(Dataset rows describing interfaces)
- Opening Delimiter -

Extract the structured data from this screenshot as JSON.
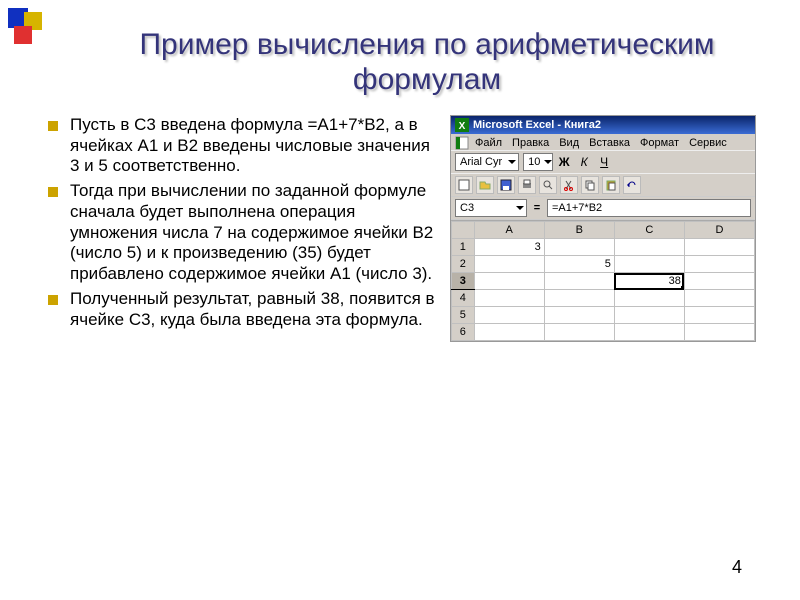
{
  "title": "Пример вычисления по арифметическим формулам",
  "bullets": [
    "Пусть в С3 введена формула =А1+7*В2, а в ячейках А1 и В2 введены числовые значения 3 и 5 соответственно.",
    "Тогда при вычислении по заданной формуле сначала будет выполнена операция умножения числа 7 на содержимое ячейки В2 (число 5) и к произведению (35) будет прибавлено содержимое ячейки А1 (число 3).",
    "Полученный результат, равный 38, появится в ячейке С3, куда была введена эта формула."
  ],
  "excel": {
    "window_title": "Microsoft Excel - Книга2",
    "menu": [
      "Файл",
      "Правка",
      "Вид",
      "Вставка",
      "Формат",
      "Сервис"
    ],
    "font_name": "Arial Cyr",
    "font_size": "10",
    "style_btns": {
      "bold": "Ж",
      "italic": "К",
      "underline": "Ч"
    },
    "name_box": "C3",
    "formula": "=A1+7*B2",
    "columns": [
      "A",
      "B",
      "C",
      "D"
    ],
    "rows": [
      {
        "h": "1",
        "cells": [
          "3",
          "",
          "",
          ""
        ]
      },
      {
        "h": "2",
        "cells": [
          "",
          "5",
          "",
          ""
        ]
      },
      {
        "h": "3",
        "cells": [
          "",
          "",
          "38",
          ""
        ],
        "sel": 2
      },
      {
        "h": "4",
        "cells": [
          "",
          "",
          "",
          ""
        ]
      },
      {
        "h": "5",
        "cells": [
          "",
          "",
          "",
          ""
        ]
      },
      {
        "h": "6",
        "cells": [
          "",
          "",
          "",
          ""
        ]
      }
    ]
  },
  "page_number": "4"
}
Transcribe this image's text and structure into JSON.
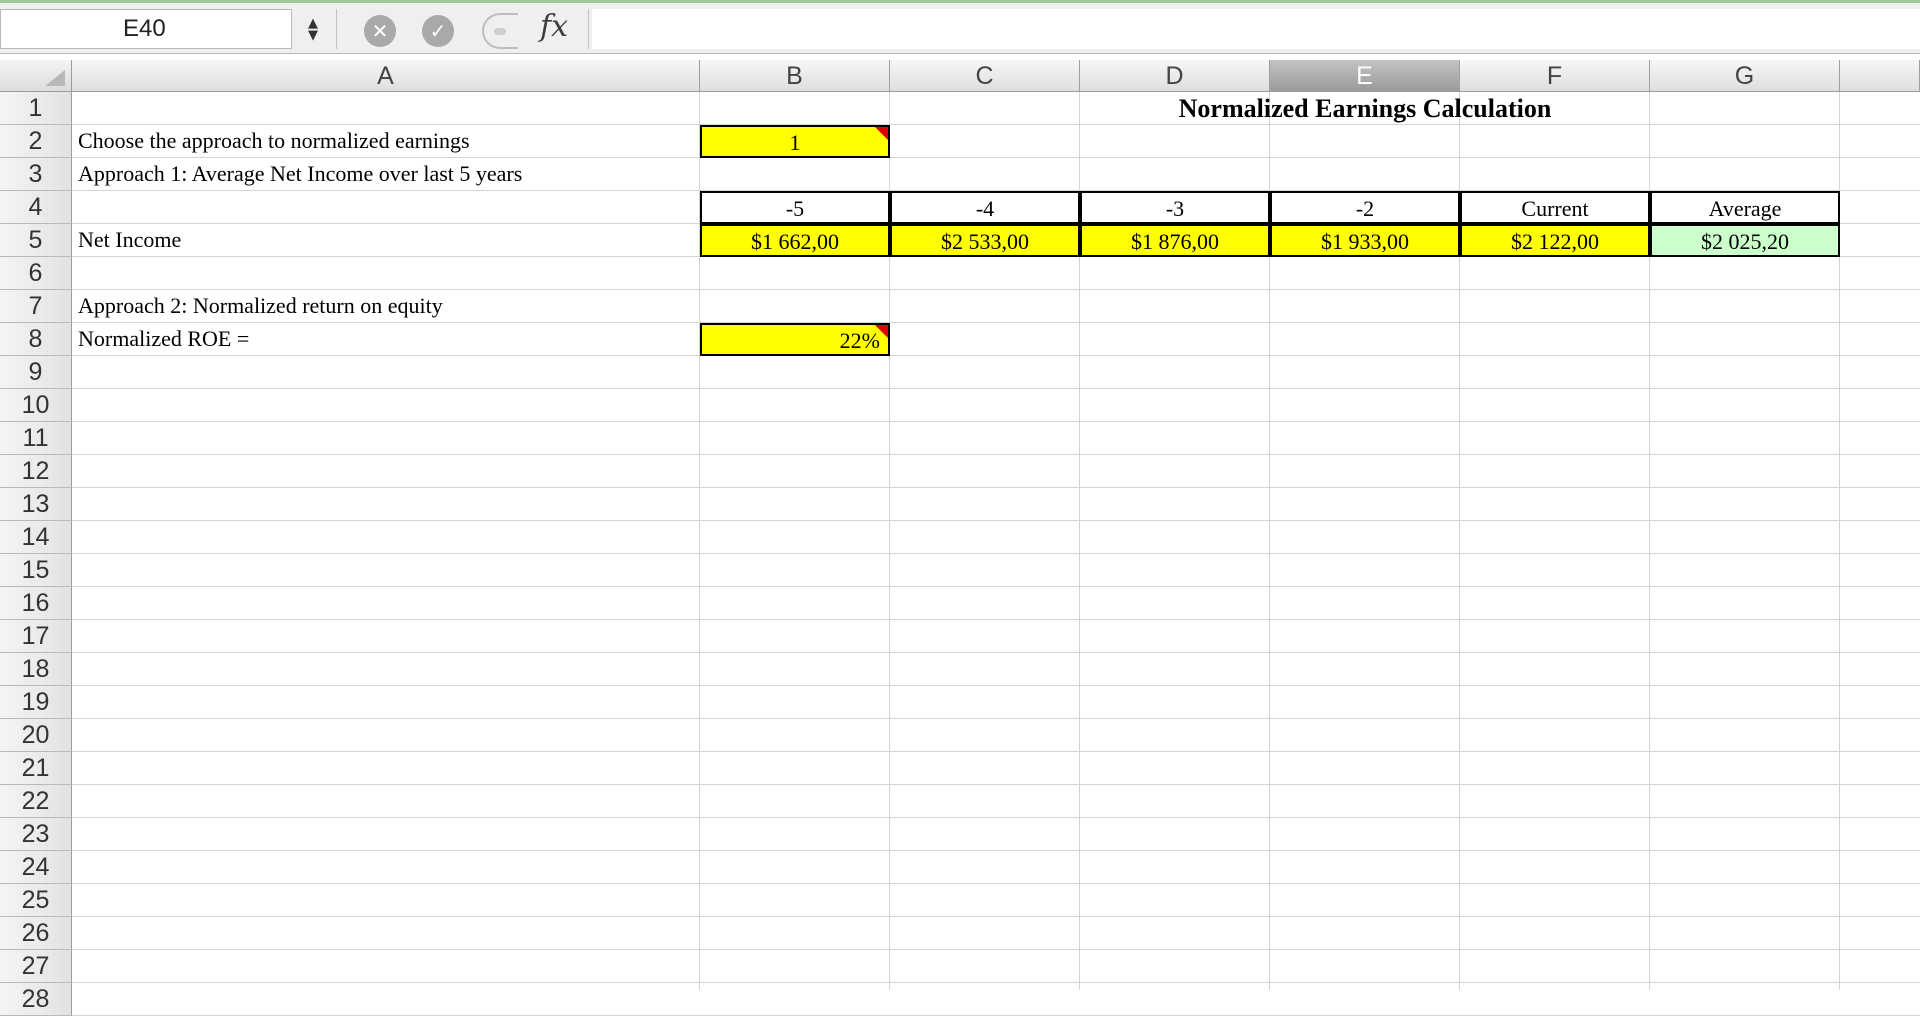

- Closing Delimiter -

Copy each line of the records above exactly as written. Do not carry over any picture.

Extract the structured data from this screenshot as JSON.
{
  "title": "Пример вычисления по арифметическим формулам",
  "bullets": [
    "Пусть в С3 введена формула =А1+7*В2, а в ячейках А1 и В2 введены числовые значения 3 и 5 соответственно.",
    "Тогда при вычислении по заданной формуле сначала будет выполнена операция умножения числа 7 на содержимое ячейки В2 (число 5) и к произведению (35) будет прибавлено содержимое ячейки А1 (число 3).",
    "Полученный результат, равный 38, появится в ячейке С3, куда была введена эта формула."
  ],
  "excel": {
    "window_title": "Microsoft Excel - Книга2",
    "menu": [
      "Файл",
      "Правка",
      "Вид",
      "Вставка",
      "Формат",
      "Сервис"
    ],
    "font_name": "Arial Cyr",
    "font_size": "10",
    "style_btns": {
      "bold": "Ж",
      "italic": "К",
      "underline": "Ч"
    },
    "name_box": "C3",
    "formula": "=A1+7*B2",
    "columns": [
      "A",
      "B",
      "C",
      "D"
    ],
    "rows": [
      {
        "h": "1",
        "cells": [
          "3",
          "",
          "",
          ""
        ]
      },
      {
        "h": "2",
        "cells": [
          "",
          "5",
          "",
          ""
        ]
      },
      {
        "h": "3",
        "cells": [
          "",
          "",
          "38",
          ""
        ],
        "sel": 2
      },
      {
        "h": "4",
        "cells": [
          "",
          "",
          "",
          ""
        ]
      },
      {
        "h": "5",
        "cells": [
          "",
          "",
          "",
          ""
        ]
      },
      {
        "h": "6",
        "cells": [
          "",
          "",
          "",
          ""
        ]
      }
    ]
  },
  "page_number": "4"
}
Transcribe this image's text and structure into JSON.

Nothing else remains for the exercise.